**Instructions for the task**. Your answer should be one number: how many lines below hold the word "PORTOFOLIO".

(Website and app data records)

━━━━━━━━━━━━━━━━━━━━

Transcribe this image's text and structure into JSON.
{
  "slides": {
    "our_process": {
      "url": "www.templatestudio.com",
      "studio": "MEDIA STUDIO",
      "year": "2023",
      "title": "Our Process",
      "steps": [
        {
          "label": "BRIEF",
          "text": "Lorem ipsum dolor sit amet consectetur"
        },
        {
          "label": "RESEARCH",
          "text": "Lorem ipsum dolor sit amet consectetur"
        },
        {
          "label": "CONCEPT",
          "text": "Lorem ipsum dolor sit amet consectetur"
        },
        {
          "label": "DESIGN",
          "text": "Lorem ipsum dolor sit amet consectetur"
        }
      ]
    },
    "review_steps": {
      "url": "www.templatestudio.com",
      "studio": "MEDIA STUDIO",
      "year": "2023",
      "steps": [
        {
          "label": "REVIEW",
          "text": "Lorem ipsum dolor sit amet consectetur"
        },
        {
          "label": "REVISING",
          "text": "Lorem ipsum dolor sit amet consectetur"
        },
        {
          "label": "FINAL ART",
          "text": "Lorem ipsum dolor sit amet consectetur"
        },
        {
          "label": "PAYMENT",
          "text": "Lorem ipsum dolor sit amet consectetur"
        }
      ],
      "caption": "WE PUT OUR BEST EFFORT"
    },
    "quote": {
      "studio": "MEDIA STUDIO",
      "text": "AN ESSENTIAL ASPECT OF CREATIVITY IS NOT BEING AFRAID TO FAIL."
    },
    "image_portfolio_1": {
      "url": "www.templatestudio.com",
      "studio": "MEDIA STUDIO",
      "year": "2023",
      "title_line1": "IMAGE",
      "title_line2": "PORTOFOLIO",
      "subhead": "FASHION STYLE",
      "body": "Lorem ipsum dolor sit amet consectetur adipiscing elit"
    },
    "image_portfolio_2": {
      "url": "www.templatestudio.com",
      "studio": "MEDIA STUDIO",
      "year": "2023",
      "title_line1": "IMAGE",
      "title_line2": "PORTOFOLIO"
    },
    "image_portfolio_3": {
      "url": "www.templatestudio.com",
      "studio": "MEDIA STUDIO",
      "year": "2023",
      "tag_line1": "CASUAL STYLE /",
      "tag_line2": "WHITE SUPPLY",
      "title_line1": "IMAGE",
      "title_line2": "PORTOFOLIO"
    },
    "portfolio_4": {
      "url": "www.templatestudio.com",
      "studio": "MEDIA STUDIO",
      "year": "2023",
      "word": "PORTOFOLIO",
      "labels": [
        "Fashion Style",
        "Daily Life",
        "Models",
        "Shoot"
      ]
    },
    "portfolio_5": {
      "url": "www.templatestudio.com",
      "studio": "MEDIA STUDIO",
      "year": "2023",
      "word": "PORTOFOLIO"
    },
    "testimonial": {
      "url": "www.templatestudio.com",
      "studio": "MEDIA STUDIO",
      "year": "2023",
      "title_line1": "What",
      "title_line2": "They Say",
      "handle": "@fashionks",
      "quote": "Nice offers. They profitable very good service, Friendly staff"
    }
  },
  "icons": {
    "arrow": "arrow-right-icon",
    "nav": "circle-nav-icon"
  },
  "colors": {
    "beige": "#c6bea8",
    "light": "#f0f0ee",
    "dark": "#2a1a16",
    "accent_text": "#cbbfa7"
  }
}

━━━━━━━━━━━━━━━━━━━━

**Exercise response**. 5